Capgemini takes a stance against climate change by developing tools to better understand our planet
Blog: Capgemini CTO Blog
The Earth is out of balance
According to NASA, 2019 was the second hottest year on Earth after 2016, while the last five years (2014–2019) constituted the hottest period for nearly 140 years. Global warming causes increasingly frequent, extreme weather events, wreaking environmental havoc that seriously jeopardizes biodiversity, agriculture, food security, public health, and political stability.
To fight global warming, the European Commission, in line with the objectives of the Paris Agreement, leads the transition towards a Climate Neutral economy with the aim of achieving net-zero greenhouse gas emissions by 2050. At the global level, the United Nations issued a call for action to mobilize citizens around 17 Sustainable Development Goals (the thirteenth of which concerns the fight against climate change) and to immediately launch several major scientific research programs.
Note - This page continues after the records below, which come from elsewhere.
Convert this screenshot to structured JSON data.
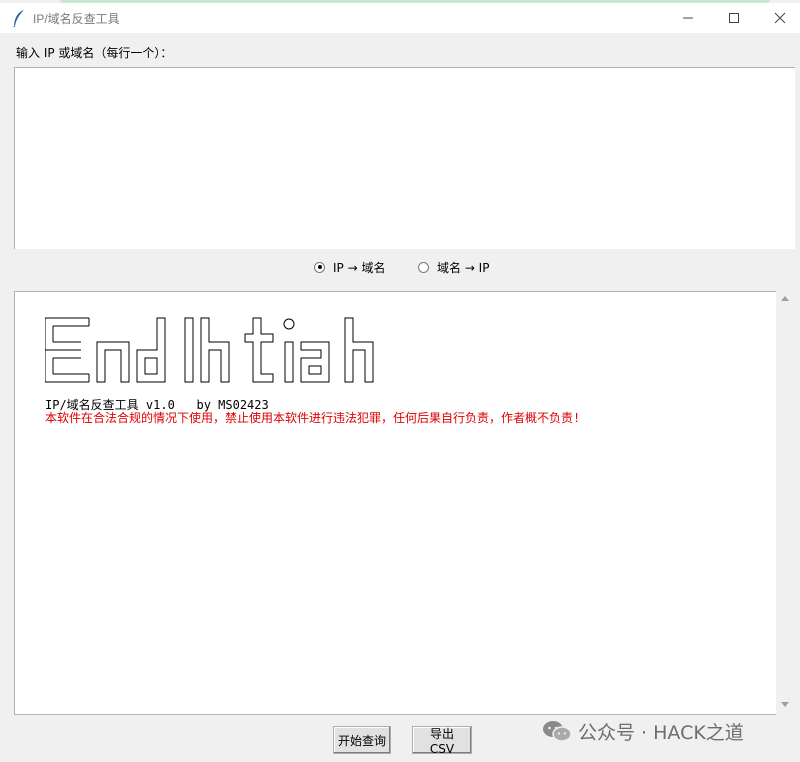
{
  "window": {
    "title": "IP/域名反查工具"
  },
  "input": {
    "label": "输入 IP 或域名（每行一个）：",
    "value": ""
  },
  "mode": {
    "options": [
      {
        "label": "IP → 域名",
        "selected": true
      },
      {
        "label": "域名 → IP",
        "selected": false
      }
    ]
  },
  "output": {
    "version_line": "IP/域名反查工具 v1.0   by MS02423",
    "warning": "本软件在合法合规的情况下使用，禁止使用本软件进行违法犯罪，任何后果自行负责，作者概不负责!",
    "warning_color": "#e00000"
  },
  "buttons": {
    "start": "开始查询",
    "export": "导出 CSV"
  },
  "watermark": {
    "text": "公众号 · HACK之道"
  }
}
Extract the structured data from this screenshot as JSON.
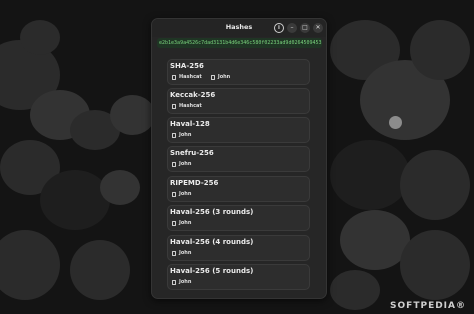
{
  "window": {
    "title": "Hashes"
  },
  "controls": {
    "info": "i",
    "minimize": "–",
    "maximize": "□",
    "close": "✕"
  },
  "hash_value": "e2b1e3a9a4526c7dad3131b4d6e346c580f02233ad9d0264509453",
  "results": [
    {
      "algorithm": "SHA-256",
      "tools": [
        "Hashcat",
        "John"
      ]
    },
    {
      "algorithm": "Keccak-256",
      "tools": [
        "Hashcat"
      ]
    },
    {
      "algorithm": "Haval-128",
      "tools": [
        "John"
      ]
    },
    {
      "algorithm": "Snefru-256",
      "tools": [
        "John"
      ]
    },
    {
      "algorithm": "RIPEMD-256",
      "tools": [
        "John"
      ]
    },
    {
      "algorithm": "Haval-256 (3 rounds)",
      "tools": [
        "John"
      ]
    },
    {
      "algorithm": "Haval-256 (4 rounds)",
      "tools": [
        "John"
      ]
    },
    {
      "algorithm": "Haval-256 (5 rounds)",
      "tools": [
        "John"
      ]
    }
  ],
  "watermark": "SOFTPEDIA®",
  "icons": {
    "tool": "terminal-icon"
  },
  "colors": {
    "window_bg": "#262626",
    "hash_text": "#79d17c",
    "hash_bg": "#1f3524"
  }
}
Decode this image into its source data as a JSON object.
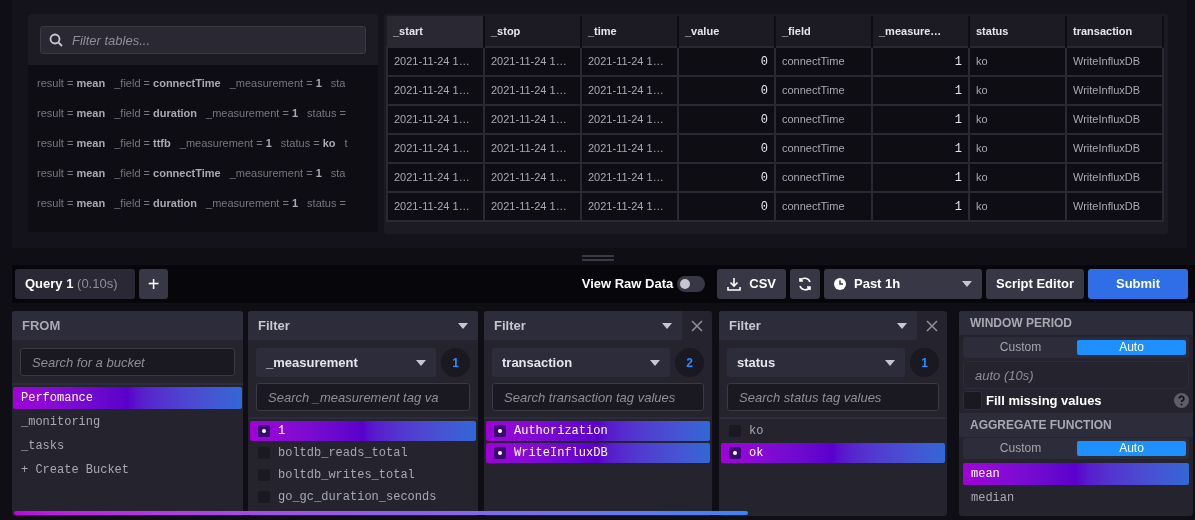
{
  "tables_panel": {
    "search": {
      "placeholder": "Filter tables..."
    },
    "rows": [
      {
        "pairs": [
          {
            "key": "result =",
            "value": "mean"
          },
          {
            "key": "_field =",
            "value": "connectTime"
          },
          {
            "key": "_measurement =",
            "value": "1"
          }
        ],
        "tail": "sta"
      },
      {
        "pairs": [
          {
            "key": "result =",
            "value": "mean"
          },
          {
            "key": "_field =",
            "value": "duration"
          },
          {
            "key": "_measurement =",
            "value": "1"
          }
        ],
        "tail": "status ="
      },
      {
        "pairs": [
          {
            "key": "result =",
            "value": "mean"
          },
          {
            "key": "_field =",
            "value": "ttfb"
          },
          {
            "key": "_measurement =",
            "value": "1"
          },
          {
            "key": "status =",
            "value": "ko"
          }
        ],
        "tail": "t"
      },
      {
        "pairs": [
          {
            "key": "result =",
            "value": "mean"
          },
          {
            "key": "_field =",
            "value": "connectTime"
          },
          {
            "key": "_measurement =",
            "value": "1"
          }
        ],
        "tail": "sta"
      },
      {
        "pairs": [
          {
            "key": "result =",
            "value": "mean"
          },
          {
            "key": "_field =",
            "value": "duration"
          },
          {
            "key": "_measurement =",
            "value": "1"
          }
        ],
        "tail": "status ="
      }
    ]
  },
  "table": {
    "columns": [
      {
        "label": "_start",
        "selected": true
      },
      {
        "label": "_stop",
        "selected": false
      },
      {
        "label": "_time",
        "selected": false
      },
      {
        "label": "_value",
        "selected": false
      },
      {
        "label": "_field",
        "selected": false
      },
      {
        "label": "_measure…",
        "selected": false
      },
      {
        "label": "status",
        "selected": false
      },
      {
        "label": "transaction",
        "selected": false
      }
    ],
    "rows": [
      [
        "2021-11-24 1…",
        "2021-11-24 1…",
        "2021-11-24 1…",
        "0",
        "connectTime",
        "1",
        "ko",
        "WriteInfluxDB"
      ],
      [
        "2021-11-24 1…",
        "2021-11-24 1…",
        "2021-11-24 1…",
        "0",
        "connectTime",
        "1",
        "ko",
        "WriteInfluxDB"
      ],
      [
        "2021-11-24 1…",
        "2021-11-24 1…",
        "2021-11-24 1…",
        "0",
        "connectTime",
        "1",
        "ko",
        "WriteInfluxDB"
      ],
      [
        "2021-11-24 1…",
        "2021-11-24 1…",
        "2021-11-24 1…",
        "0",
        "connectTime",
        "1",
        "ko",
        "WriteInfluxDB"
      ],
      [
        "2021-11-24 1…",
        "2021-11-24 1…",
        "2021-11-24 1…",
        "0",
        "connectTime",
        "1",
        "ko",
        "WriteInfluxDB"
      ],
      [
        "2021-11-24 1…",
        "2021-11-24 1…",
        "2021-11-24 1…",
        "0",
        "connectTime",
        "1",
        "ko",
        "WriteInfluxDB"
      ]
    ]
  },
  "toolbar": {
    "query_tab": {
      "label": "Query 1",
      "time": "(0.10s)"
    },
    "add": "+",
    "raw_data": {
      "label": "View Raw Data",
      "on": false
    },
    "csv": "CSV",
    "time_range": "Past 1h",
    "script_editor": "Script Editor",
    "submit": "Submit"
  },
  "from": {
    "title": "FROM",
    "search": {
      "placeholder": "Search for a bucket"
    },
    "buckets": [
      {
        "label": "Perfomance",
        "selected": true
      },
      {
        "label": "_monitoring",
        "selected": false
      },
      {
        "label": "_tasks",
        "selected": false
      },
      {
        "label": "+ Create Bucket",
        "selected": false
      }
    ]
  },
  "filters": [
    {
      "title": "Filter",
      "closable": false,
      "key": "_measurement",
      "count": "1",
      "search": {
        "placeholder": "Search _measurement tag va"
      },
      "values": [
        {
          "label": "1",
          "checked": true
        },
        {
          "label": "boltdb_reads_total",
          "checked": false
        },
        {
          "label": "boltdb_writes_total",
          "checked": false
        },
        {
          "label": "go_gc_duration_seconds",
          "checked": false
        }
      ]
    },
    {
      "title": "Filter",
      "closable": true,
      "key": "transaction",
      "count": "2",
      "search": {
        "placeholder": "Search transaction tag values"
      },
      "values": [
        {
          "label": "Authorization",
          "checked": true
        },
        {
          "label": "WriteInfluxDB",
          "checked": true
        }
      ]
    },
    {
      "title": "Filter",
      "closable": true,
      "key": "status",
      "count": "1",
      "search": {
        "placeholder": "Search status tag values"
      },
      "values": [
        {
          "label": "ko",
          "checked": false
        },
        {
          "label": "ok",
          "checked": true
        }
      ]
    }
  ],
  "aggregate": {
    "window_title": "WINDOW PERIOD",
    "window_modes": [
      {
        "label": "Custom",
        "selected": false
      },
      {
        "label": "Auto",
        "selected": true
      }
    ],
    "window_field": {
      "placeholder": "auto (10s)"
    },
    "fill_missing": {
      "label": "Fill missing values",
      "checked": false
    },
    "function_title": "AGGREGATE FUNCTION",
    "function_modes": [
      {
        "label": "Custom",
        "selected": false
      },
      {
        "label": "Auto",
        "selected": true
      }
    ],
    "functions": [
      {
        "label": "mean",
        "selected": true
      },
      {
        "label": "median",
        "selected": false
      }
    ]
  }
}
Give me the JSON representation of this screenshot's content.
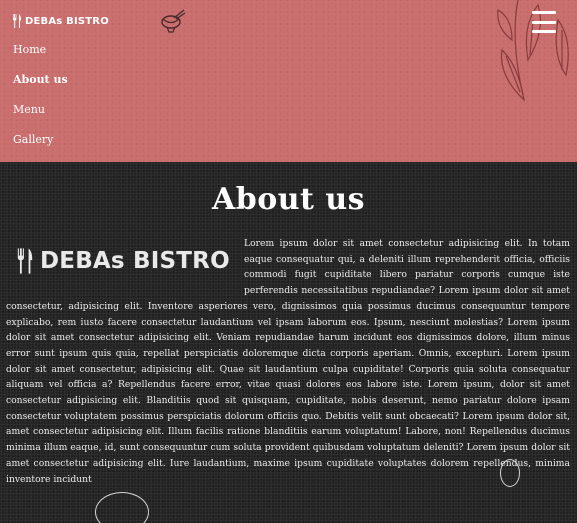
{
  "header": {
    "brand": "DEBAs BISTRO",
    "icons": [
      "utensils-icon",
      "noodle-bowl-icon",
      "leaf-decoration-icon",
      "hamburger-menu-icon"
    ],
    "background_color": "#c96d6d"
  },
  "nav": {
    "items": [
      {
        "label": "Home",
        "active": false
      },
      {
        "label": "About us",
        "active": true
      },
      {
        "label": "Menu",
        "active": false
      },
      {
        "label": "Gallery",
        "active": false
      }
    ]
  },
  "about": {
    "title": "About us",
    "logo_text": "DEBAs BISTRO",
    "text": "Lorem ipsum dolor sit amet consectetur adipisicing elit. In totam eaque consequatur qui, a deleniti illum reprehenderit officia, officiis commodi fugit cupiditate libero pariatur corporis cumque iste perferendis necessitatibus repudiandae? Lorem ipsum dolor sit amet consectetur, adipisicing elit. Inventore asperiores vero, dignissimos quia possimus ducimus consequuntur tempore explicabo, rem iusto facere consectetur laudantium vel ipsam laborum eos. Ipsum, nesciunt molestias? Lorem ipsum dolor sit amet consectetur adipisicing elit. Veniam repudiandae harum incidunt eos dignissimos dolore, illum minus error sunt ipsum quis quia, repellat perspiciatis doloremque dicta corporis aperiam. Omnis, excepturi. Lorem ipsum dolor sit amet consectetur, adipisicing elit. Quae sit laudantium culpa cupiditate! Corporis quia soluta consequatur aliquam vel officia a? Repellendus facere error, vitae quasi dolores eos labore iste. Lorem ipsum, dolor sit amet consectetur adipisicing elit. Blanditiis quod sit quisquam, cupiditate, nobis deserunt, nemo pariatur dolore ipsam consectetur voluptatem possimus perspiciatis dolorum officiis quo. Debitis velit sunt obcaecati? Lorem ipsum dolor sit, amet consectetur adipisicing elit. Illum facilis ratione blanditiis earum voluptatum! Labore, non! Repellendus ducimus minima illum eaque, id, sunt consequuntur cum soluta provident quibusdam voluptatum deleniti? Lorem ipsum dolor sit amet consectetur adipisicing elit. Iure laudantium, maxime ipsum cupiditate voluptates dolorem repellendus, minima inventore incidunt",
    "background_color": "#232323"
  }
}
The conditions are now in place to better monitor the Earth and improve our understanding of phenomena linked to climate variability. The exponential growth in the volume of data coming from a variety of sources, including Earth observation satellites, together with the maturity of cloud and AI technologies, make it possible to reinvent the way we use data.
Capgemini is at the heart of collecting, processing, and enhancing data for the benefit of the major scientific Earth observation programs run by NASA, the European Space Agency (ESA), the European Community, and France’s National Center for Space Studies (CNES).
Understanding how the climate works on a planetary scale
We create mission or ground control centers when Earth observation satellites are sent into space. We are working, for example, on a project that measures changes in carbon dioxide levels in our atmosphere, particularly in areas that are impossible to monitor from the ground but liable to release CO2 in the near future, significantly intensifying climate change.
We are working closely with ESA and NASA to set up a collaborative platform that allows the scientific community to access data provided by similar NASA-NISAR, NNASA-GEDI, and ESA-BIOMASS forest observation and surveillance missions. Our expertise also allowed us to get involved in the Chinese French Oceanography Satellite (CFOSAT) mission, whose aim is to monitor the oceans on a global scale to better anticipate the formation of storms and hurricanes.
Demonstration of the “Geoforest” solution, which observes and monitors forests: